Uneasy – I’m not sure this is the best word to describe the feeling in your heart when you are moved by what you see and experience. I think it just begs the question of “What next?” How and what am I called to do? How can my heart, my prayers, my life be a catalyst for change? As I wrote in the original blog about this trip, my personal and spiritual challenge is “to see,” “to listen,” and “to understand” others. The uneasiness is holding this with open hands and an open heart.
Delicious – Ah, the feast of the Bulgarian cuisine! The vast array of the fruits and vegetables available were a delight to the eyes AND to the taste buds. The beauty of the fruit and vegetable stands was a bit intoxicating to me – and maybe my photography of them was a bit obnoxious to my fellow travelers.
Contemplative – To me the joy of photography lies in embracing the essence of what I see or experience by slowing down long enough to take a picture. The appreciation of the beauty—of the architecture, of the landscape, of the experience, of the hands and faces of the Bulgarian people—is truly a rich tapestry that brings joy and exhilaration to my heart. May you be encouraged and experience the depth of the beauty of Bulgaria as you view the photos here.
Challenging – The challenge of not speaking the native language is so fascinating to me. The skill and proficiency of working with the several interpreters that came alongside us was truly remarkable. However, the desire to listen to the story of a little girl’s heart, the curiosity of wanting to know the depth of desires of an orphanage director’s vision, the yearning to listen to an outreached hand’s request…knowing that some of the hurt is lost in translation. I recall when my Grandmother Tinie had lost much of her hearing she shared with me that with loss of hearing, you become more attentive to the non-verbal cues – the expressions and the movements. I thought of her wisdom as I was praying that I was attuned to their hearts.
Funny – As I mentioned in the initial blog, our adult children were a bit concerned about the two of us traveling together. Well, what happens in Bulgaria stays in Bulgaria!
Actually, we were very safe all of the time there. I only had security guards yelling at me twice—not bad for a seven-day stay! Once, as I was standing in the middle of a pedestrian street and innocently snapped a quick picture of a fruit/vegetable stand as the sliding door to the store opened, the store security guard came running out shouting in Bulgarian, “YOU MUST DELETE THAT PICTURE!” Thankfully, my friend was there to calmly assure him I was deleting the picture. Then, as we were told we could take pics with the color guard of an important building, the army official started yelling at me in English, “GET AWAY, GET AWAY!” As you can see, Mary was unfazed. Apparently pictures are normally allowed, but it was time for the changing of the guard and we were interrupting the timing. Who knew?
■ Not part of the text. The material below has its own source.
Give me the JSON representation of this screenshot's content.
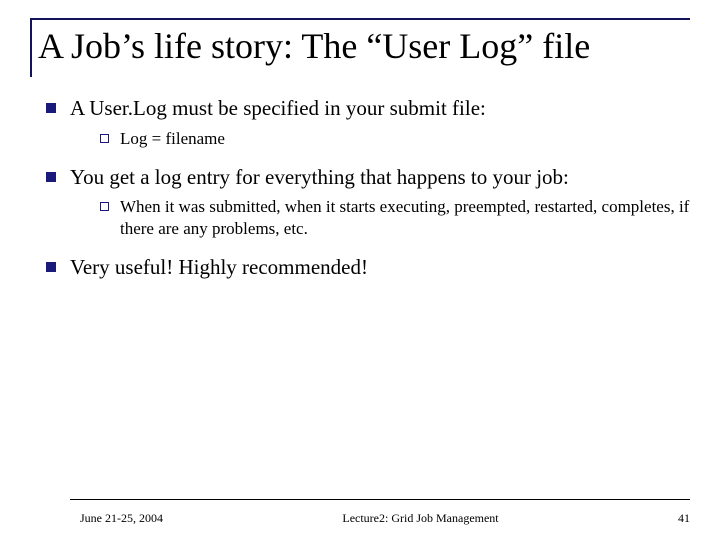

Energizing – The energy of being around Mary—a woman of huge vision, of un-deterred faith, of warmth and love for so many. The need of hope and healing through love of the outstretched hand is so huge–both in Bulgaria and here. Here being wherever we are. May you be energized as well to reach out and touch another’s heart in love….
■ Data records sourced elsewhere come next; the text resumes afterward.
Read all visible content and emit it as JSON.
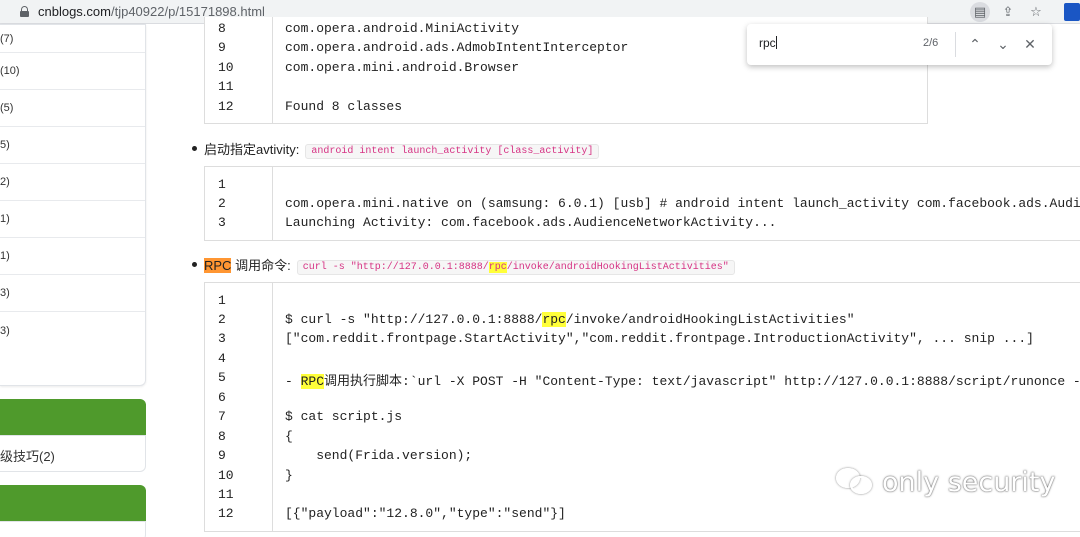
{
  "browser": {
    "url_host": "cnblogs.com",
    "url_path": "/tjp40922/p/15171898.html",
    "icons": [
      "lock-icon",
      "reader-icon",
      "share-icon",
      "bookmark-star-icon",
      "extension-icon"
    ]
  },
  "find_bar": {
    "query": "rpc",
    "match_count": "2/6",
    "icons": [
      "previous-match-icon",
      "next-match-icon",
      "close-icon"
    ]
  },
  "sidebar": {
    "counts": [
      "(7)",
      "(10)",
      "(5)",
      "5)",
      "2)",
      "1)",
      "1)",
      "3)",
      "3)"
    ],
    "item_label": "级技巧(2)"
  },
  "block1": {
    "lines": [
      {
        "n": "8",
        "t": "com.opera.android.MiniActivity"
      },
      {
        "n": "9",
        "t": "com.opera.android.ads.AdmobIntentInterceptor"
      },
      {
        "n": "10",
        "t": "com.opera.mini.android.Browser"
      },
      {
        "n": "11",
        "t": ""
      },
      {
        "n": "12",
        "t": "Found 8 classes"
      }
    ]
  },
  "bullet1": {
    "label": "启动指定avtivity:",
    "code": "android intent launch_activity [class_activity]"
  },
  "block2": {
    "lines": [
      {
        "n": "1",
        "t": ""
      },
      {
        "n": "2",
        "t": "com.opera.mini.native on (samsung: 6.0.1) [usb] # android intent launch_activity com.facebook.ads.AudienceNetworkActivity"
      },
      {
        "n": "3",
        "t": "Launching Activity: com.facebook.ads.AudienceNetworkActivity..."
      }
    ]
  },
  "bullet2": {
    "label_hl": "RPC",
    "label_rest": " 调用命令:",
    "code_pre": "curl -s \"http://127.0.0.1:8888/",
    "code_hl": "rpc",
    "code_post": "/invoke/androidHookingListActivities\""
  },
  "block3": {
    "lines": [
      {
        "n": "1",
        "pre": "",
        "hl": "",
        "post": ""
      },
      {
        "n": "2",
        "pre": "$ curl -s \"http://127.0.0.1:8888/",
        "hl": "rpc",
        "post": "/invoke/androidHookingListActivities\""
      },
      {
        "n": "3",
        "pre": "[\"com.reddit.frontpage.StartActivity\",\"com.reddit.frontpage.IntroductionActivity\", ... snip ...]",
        "hl": "",
        "post": ""
      },
      {
        "n": "4",
        "pre": "",
        "hl": "",
        "post": ""
      },
      {
        "n": "5",
        "pre": "- ",
        "hl": "RPC",
        "post": "调用执行脚本:`url -X POST -H \"Content-Type: text/javascript\" http://127.0.0.1:8888/script/runonce -d \"@script.js\"`"
      },
      {
        "n": "6",
        "pre": "",
        "hl": "",
        "post": ""
      },
      {
        "n": "7",
        "pre": "$ cat script.js",
        "hl": "",
        "post": ""
      },
      {
        "n": "8",
        "pre": "{",
        "hl": "",
        "post": ""
      },
      {
        "n": "9",
        "pre": "    send(Frida.version);",
        "hl": "",
        "post": ""
      },
      {
        "n": "10",
        "pre": "}",
        "hl": "",
        "post": ""
      },
      {
        "n": "11",
        "pre": "",
        "hl": "",
        "post": ""
      },
      {
        "n": "12",
        "pre": "[{\"payload\":\"12.8.0\",\"type\":\"send\"}]",
        "hl": "",
        "post": ""
      }
    ]
  },
  "watermark": {
    "text": "only security"
  },
  "colors": {
    "accent_green": "#4f9a2c",
    "find_highlight": "#ffff3a",
    "current_match": "#ff9632",
    "inline_code": "#d63384"
  }
}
Thank you for reading and for sharing the journey with me. May we find beauty in the brokenness of one another (Isaiah 61). May we richly love one another.